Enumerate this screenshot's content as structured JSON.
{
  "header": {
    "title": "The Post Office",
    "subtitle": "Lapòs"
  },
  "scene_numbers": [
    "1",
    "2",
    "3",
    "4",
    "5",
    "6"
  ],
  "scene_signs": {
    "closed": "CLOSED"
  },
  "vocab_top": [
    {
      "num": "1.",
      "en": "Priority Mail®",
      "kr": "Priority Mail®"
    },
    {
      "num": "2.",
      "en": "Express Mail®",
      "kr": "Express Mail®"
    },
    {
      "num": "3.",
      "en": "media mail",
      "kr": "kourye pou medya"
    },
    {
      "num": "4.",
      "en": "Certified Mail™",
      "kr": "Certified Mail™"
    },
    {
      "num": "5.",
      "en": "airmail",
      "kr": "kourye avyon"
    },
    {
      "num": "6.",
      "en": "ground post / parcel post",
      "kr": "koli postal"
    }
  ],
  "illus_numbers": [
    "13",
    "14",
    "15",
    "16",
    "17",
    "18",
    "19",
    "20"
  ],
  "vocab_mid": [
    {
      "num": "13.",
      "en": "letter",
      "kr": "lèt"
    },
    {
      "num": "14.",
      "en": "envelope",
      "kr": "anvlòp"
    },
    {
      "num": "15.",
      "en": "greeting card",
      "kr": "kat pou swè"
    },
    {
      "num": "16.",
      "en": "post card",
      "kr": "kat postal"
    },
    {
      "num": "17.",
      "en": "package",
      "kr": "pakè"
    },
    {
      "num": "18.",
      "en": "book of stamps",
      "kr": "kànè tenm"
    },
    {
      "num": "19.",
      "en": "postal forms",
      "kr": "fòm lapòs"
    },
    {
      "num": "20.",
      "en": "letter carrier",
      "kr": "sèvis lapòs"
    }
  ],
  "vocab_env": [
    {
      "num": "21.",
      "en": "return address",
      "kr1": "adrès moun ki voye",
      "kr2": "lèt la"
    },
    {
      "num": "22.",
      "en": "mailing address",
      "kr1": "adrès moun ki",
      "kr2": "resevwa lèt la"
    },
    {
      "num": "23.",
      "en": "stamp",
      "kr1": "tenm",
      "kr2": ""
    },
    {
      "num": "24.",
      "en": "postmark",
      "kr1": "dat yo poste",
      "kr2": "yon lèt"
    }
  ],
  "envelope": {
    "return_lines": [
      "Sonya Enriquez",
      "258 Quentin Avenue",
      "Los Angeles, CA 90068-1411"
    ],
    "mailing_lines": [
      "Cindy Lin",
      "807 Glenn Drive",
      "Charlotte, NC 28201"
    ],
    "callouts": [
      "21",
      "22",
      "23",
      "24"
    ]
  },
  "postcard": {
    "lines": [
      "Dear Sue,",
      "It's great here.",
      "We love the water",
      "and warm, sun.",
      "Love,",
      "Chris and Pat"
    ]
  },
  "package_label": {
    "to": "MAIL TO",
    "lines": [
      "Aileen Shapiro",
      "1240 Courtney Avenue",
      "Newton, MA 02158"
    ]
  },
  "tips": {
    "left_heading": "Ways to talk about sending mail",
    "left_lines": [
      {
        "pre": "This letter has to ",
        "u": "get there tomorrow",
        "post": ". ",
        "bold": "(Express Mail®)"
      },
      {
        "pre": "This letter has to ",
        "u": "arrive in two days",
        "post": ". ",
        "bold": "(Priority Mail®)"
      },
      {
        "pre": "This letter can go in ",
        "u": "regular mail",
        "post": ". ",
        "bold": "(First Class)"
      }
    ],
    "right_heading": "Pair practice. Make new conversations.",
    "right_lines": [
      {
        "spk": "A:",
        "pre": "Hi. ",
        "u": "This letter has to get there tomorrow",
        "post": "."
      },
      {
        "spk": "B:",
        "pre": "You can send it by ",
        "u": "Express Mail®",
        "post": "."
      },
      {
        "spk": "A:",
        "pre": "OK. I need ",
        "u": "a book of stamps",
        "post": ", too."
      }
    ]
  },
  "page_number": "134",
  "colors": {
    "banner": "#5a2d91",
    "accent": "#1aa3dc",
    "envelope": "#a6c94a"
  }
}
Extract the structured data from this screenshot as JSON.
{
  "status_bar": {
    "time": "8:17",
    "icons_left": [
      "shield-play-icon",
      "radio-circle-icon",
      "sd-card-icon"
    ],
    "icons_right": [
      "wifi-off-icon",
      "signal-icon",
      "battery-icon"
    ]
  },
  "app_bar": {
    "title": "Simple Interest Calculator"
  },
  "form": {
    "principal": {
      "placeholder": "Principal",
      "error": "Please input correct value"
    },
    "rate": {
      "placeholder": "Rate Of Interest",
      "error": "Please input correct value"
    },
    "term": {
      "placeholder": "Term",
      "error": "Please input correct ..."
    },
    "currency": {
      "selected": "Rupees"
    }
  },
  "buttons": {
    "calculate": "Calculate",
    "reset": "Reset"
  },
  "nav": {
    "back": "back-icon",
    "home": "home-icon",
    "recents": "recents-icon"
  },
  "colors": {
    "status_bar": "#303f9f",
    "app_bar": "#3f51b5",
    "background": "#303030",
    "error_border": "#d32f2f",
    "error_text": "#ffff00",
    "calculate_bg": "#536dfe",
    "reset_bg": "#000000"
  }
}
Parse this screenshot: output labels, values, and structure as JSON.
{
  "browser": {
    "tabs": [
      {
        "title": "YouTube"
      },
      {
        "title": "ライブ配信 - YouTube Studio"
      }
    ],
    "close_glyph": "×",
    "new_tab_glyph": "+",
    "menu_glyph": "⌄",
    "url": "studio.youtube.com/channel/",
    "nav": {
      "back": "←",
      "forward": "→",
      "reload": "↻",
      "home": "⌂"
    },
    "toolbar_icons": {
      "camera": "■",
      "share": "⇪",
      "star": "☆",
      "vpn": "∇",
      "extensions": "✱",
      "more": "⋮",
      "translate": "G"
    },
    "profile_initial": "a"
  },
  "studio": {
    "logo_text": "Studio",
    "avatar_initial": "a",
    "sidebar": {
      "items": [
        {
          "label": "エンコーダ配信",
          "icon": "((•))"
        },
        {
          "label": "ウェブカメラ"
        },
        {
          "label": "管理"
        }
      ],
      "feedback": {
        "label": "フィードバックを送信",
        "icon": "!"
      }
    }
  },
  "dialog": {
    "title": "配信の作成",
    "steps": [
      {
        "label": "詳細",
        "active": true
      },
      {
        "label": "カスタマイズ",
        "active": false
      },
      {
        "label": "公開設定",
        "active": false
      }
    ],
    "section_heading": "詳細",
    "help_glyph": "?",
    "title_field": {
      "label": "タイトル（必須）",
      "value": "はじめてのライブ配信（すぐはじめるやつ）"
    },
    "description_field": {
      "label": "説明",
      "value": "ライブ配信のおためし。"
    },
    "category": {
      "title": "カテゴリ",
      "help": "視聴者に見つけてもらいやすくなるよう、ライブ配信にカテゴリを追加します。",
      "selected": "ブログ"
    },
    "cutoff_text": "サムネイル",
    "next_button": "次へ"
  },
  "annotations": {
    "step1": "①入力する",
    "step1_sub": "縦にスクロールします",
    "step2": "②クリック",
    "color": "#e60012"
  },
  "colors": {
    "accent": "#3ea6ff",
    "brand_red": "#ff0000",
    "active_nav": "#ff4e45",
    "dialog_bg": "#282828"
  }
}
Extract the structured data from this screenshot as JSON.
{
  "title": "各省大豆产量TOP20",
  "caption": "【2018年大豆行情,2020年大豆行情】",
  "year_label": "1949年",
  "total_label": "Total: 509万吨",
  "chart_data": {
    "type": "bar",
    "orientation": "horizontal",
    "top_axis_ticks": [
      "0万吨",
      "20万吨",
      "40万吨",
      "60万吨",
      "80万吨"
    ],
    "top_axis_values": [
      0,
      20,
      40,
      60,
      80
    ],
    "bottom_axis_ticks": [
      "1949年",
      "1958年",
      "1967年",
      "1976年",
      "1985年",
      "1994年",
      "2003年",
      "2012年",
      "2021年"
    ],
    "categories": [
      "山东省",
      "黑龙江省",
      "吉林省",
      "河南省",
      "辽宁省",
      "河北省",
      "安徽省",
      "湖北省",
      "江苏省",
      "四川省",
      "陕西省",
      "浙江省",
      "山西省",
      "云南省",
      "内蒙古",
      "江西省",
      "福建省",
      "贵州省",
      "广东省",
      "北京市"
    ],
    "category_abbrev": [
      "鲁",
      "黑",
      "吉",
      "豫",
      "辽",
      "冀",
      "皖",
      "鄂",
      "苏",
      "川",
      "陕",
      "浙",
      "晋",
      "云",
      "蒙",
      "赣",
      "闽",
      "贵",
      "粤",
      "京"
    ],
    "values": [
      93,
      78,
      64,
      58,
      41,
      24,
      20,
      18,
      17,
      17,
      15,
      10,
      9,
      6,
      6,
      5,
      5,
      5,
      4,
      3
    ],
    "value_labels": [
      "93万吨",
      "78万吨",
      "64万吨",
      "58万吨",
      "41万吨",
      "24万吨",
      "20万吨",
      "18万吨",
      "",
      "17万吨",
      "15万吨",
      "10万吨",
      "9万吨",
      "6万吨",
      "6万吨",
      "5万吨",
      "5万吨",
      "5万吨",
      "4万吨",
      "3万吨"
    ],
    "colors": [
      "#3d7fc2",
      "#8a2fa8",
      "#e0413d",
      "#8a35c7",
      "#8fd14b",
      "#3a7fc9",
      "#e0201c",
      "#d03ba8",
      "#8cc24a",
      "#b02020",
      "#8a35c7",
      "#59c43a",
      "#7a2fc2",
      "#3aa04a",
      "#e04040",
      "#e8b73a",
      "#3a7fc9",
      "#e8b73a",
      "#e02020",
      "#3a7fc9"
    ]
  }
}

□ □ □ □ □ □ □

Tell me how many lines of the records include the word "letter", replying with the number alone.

6